- _Work order_
Since pictures do not belong in the copy, please repeat every record below exactly without them.

[Web page and app entries]
......
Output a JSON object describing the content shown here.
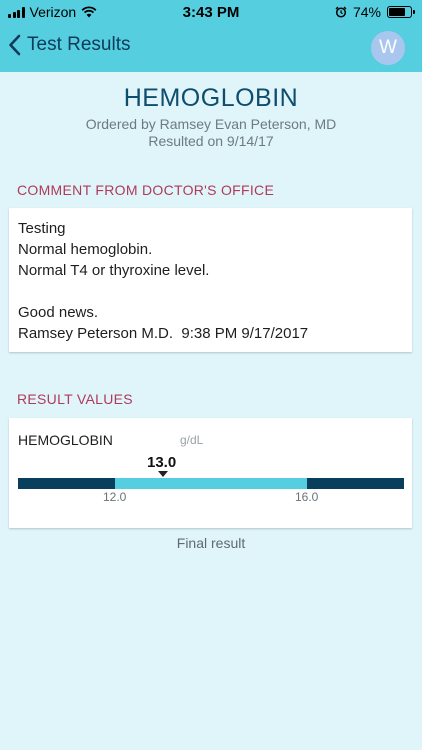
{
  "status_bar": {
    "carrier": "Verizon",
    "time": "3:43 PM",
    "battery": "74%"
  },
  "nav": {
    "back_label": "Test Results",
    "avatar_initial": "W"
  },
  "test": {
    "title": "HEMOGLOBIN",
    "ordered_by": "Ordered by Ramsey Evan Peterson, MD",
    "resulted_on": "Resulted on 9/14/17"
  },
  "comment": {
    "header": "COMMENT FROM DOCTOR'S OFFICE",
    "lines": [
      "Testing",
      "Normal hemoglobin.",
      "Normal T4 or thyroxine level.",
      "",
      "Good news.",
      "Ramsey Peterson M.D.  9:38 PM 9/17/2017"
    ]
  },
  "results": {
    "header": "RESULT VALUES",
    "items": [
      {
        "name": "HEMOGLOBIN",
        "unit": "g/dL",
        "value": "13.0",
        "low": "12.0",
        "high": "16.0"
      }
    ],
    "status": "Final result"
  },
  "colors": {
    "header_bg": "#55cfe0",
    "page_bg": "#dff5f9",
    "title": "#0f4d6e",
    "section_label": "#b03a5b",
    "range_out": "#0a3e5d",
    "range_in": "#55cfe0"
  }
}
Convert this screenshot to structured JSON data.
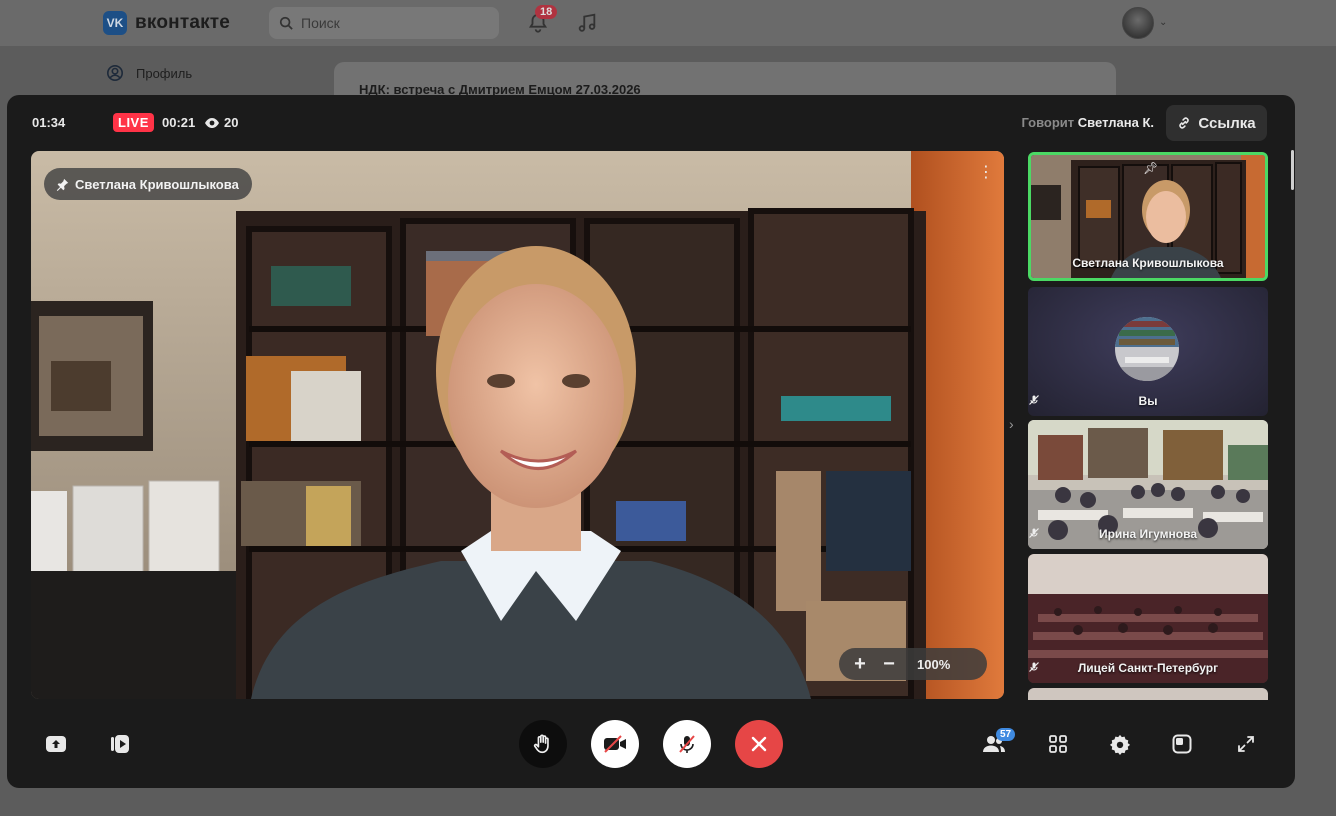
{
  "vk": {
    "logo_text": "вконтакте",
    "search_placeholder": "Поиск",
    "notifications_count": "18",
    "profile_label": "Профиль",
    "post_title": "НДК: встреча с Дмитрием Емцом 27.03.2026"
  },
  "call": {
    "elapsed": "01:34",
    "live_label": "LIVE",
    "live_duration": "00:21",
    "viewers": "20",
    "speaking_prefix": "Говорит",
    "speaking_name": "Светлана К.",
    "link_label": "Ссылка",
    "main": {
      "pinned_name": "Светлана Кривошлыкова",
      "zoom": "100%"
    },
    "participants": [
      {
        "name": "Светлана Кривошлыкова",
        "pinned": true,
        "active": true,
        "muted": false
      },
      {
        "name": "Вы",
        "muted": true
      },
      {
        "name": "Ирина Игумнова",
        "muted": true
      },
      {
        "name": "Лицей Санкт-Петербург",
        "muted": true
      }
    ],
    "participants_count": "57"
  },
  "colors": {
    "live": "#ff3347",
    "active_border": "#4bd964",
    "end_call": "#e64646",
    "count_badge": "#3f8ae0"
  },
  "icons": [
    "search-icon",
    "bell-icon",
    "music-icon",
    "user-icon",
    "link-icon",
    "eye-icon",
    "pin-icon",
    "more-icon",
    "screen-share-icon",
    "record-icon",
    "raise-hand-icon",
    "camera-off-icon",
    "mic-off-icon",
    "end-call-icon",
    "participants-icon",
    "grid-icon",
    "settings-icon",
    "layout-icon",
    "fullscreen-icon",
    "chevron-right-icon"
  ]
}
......
- _Response area_
Output a JSON object describing the content shown here.
{
  "status_bar": {
    "carrier": "Verizon",
    "time": "3:43 PM",
    "battery": "74%"
  },
  "nav": {
    "back_label": "Test Results",
    "avatar_initial": "W"
  },
  "test": {
    "title": "HEMOGLOBIN",
    "ordered_by": "Ordered by Ramsey Evan Peterson, MD",
    "resulted_on": "Resulted on 9/14/17"
  },
  "comment": {
    "header": "COMMENT FROM DOCTOR'S OFFICE",
    "lines": [
      "Testing",
      "Normal hemoglobin.",
      "Normal T4 or thyroxine level.",
      "",
      "Good news.",
      "Ramsey Peterson M.D.  9:38 PM 9/17/2017"
    ]
  },
  "results": {
    "header": "RESULT VALUES",
    "items": [
      {
        "name": "HEMOGLOBIN",
        "unit": "g/dL",
        "value": "13.0",
        "low": "12.0",
        "high": "16.0"
      }
    ],
    "status": "Final result"
  },
  "colors": {
    "header_bg": "#55cfe0",
    "page_bg": "#dff5f9",
    "title": "#0f4d6e",
    "section_label": "#b03a5b",
    "range_out": "#0a3e5d",
    "range_in": "#55cfe0"
  }
}
Convert this screenshot to structured JSON data.
{
  "vk": {
    "logo_text": "вконтакте",
    "search_placeholder": "Поиск",
    "notifications_count": "18",
    "profile_label": "Профиль",
    "post_title": "НДК: встреча с Дмитрием Емцом 27.03.2026"
  },
  "call": {
    "elapsed": "01:34",
    "live_label": "LIVE",
    "live_duration": "00:21",
    "viewers": "20",
    "speaking_prefix": "Говорит",
    "speaking_name": "Светлана К.",
    "link_label": "Ссылка",
    "main": {
      "pinned_name": "Светлана Кривошлыкова",
      "zoom": "100%"
    },
    "participants": [
      {
        "name": "Светлана Кривошлыкова",
        "pinned": true,
        "active": true,
        "muted": false
      },
      {
        "name": "Вы",
        "muted": true
      },
      {
        "name": "Ирина Игумнова",
        "muted": true
      },
      {
        "name": "Лицей Санкт-Петербург",
        "muted": true
      }
    ],
    "participants_count": "57"
  },
  "colors": {
    "live": "#ff3347",
    "active_border": "#4bd964",
    "end_call": "#e64646",
    "count_badge": "#3f8ae0"
  },
  "icons": [
    "search-icon",
    "bell-icon",
    "music-icon",
    "user-icon",
    "link-icon",
    "eye-icon",
    "pin-icon",
    "more-icon",
    "screen-share-icon",
    "record-icon",
    "raise-hand-icon",
    "camera-off-icon",
    "mic-off-icon",
    "end-call-icon",
    "participants-icon",
    "grid-icon",
    "settings-icon",
    "layout-icon",
    "fullscreen-icon",
    "chevron-right-icon"
  ]
}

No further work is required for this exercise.